• **ASSIGNED TASK**: In full and without alteration, print the entries.

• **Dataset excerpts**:
┏━━
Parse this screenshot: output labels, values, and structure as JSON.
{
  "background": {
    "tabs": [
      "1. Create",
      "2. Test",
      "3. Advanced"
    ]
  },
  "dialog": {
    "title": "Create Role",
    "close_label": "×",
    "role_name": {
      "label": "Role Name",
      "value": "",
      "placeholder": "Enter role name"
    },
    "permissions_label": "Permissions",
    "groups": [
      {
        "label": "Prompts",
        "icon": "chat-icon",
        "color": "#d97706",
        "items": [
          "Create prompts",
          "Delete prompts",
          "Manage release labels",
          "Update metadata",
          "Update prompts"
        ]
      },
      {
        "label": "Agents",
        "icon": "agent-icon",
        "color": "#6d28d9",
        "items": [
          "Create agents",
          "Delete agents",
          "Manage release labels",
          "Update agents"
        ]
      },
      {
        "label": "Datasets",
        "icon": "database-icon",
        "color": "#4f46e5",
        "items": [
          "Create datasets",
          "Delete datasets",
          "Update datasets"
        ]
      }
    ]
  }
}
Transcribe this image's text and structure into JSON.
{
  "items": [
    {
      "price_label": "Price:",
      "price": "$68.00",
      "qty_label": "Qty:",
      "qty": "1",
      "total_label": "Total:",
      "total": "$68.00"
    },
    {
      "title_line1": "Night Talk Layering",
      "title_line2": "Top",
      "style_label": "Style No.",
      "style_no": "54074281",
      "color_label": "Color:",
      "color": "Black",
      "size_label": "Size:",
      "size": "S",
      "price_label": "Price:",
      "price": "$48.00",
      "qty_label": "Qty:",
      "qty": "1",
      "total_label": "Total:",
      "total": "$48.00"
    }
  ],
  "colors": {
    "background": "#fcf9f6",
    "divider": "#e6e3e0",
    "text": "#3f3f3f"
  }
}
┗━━
• **EXERCISE ANSWER**:
Parse this screenshot: output labels, values, and structure as JSON.
{
  "background": {
    "tabs": [
      "1. Create",
      "2. Test",
      "3. Advanced"
    ]
  },
  "dialog": {
    "title": "Create Role",
    "close_label": "×",
    "role_name": {
      "label": "Role Name",
      "value": "",
      "placeholder": "Enter role name"
    },
    "permissions_label": "Permissions",
    "groups": [
      {
        "label": "Prompts",
        "icon": "chat-icon",
        "color": "#d97706",
        "items": [
          "Create prompts",
          "Delete prompts",
          "Manage release labels",
          "Update metadata",
          "Update prompts"
        ]
      },
      {
        "label": "Agents",
        "icon": "agent-icon",
        "color": "#6d28d9",
        "items": [
          "Create agents",
          "Delete agents",
          "Manage release labels",
          "Update agents"
        ]
      },
      {
        "label": "Datasets",
        "icon": "database-icon",
        "color": "#4f46e5",
        "items": [
          "Create datasets",
          "Delete datasets",
          "Update datasets"
        ]
      }
    ]
  }
}
Transcribe this image's text and structure into JSON.
{
  "items": [
    {
      "price_label": "Price:",
      "price": "$68.00",
      "qty_label": "Qty:",
      "qty": "1",
      "total_label": "Total:",
      "total": "$68.00"
    },
    {
      "title_line1": "Night Talk Layering",
      "title_line2": "Top",
      "style_label": "Style No.",
      "style_no": "54074281",
      "color_label": "Color:",
      "color": "Black",
      "size_label": "Size:",
      "size": "S",
      "price_label": "Price:",
      "price": "$48.00",
      "qty_label": "Qty:",
      "qty": "1",
      "total_label": "Total:",
      "total": "$48.00"
    }
  ],
  "colors": {
    "background": "#fcf9f6",
    "divider": "#e6e3e0",
    "text": "#3f3f3f"
  }
}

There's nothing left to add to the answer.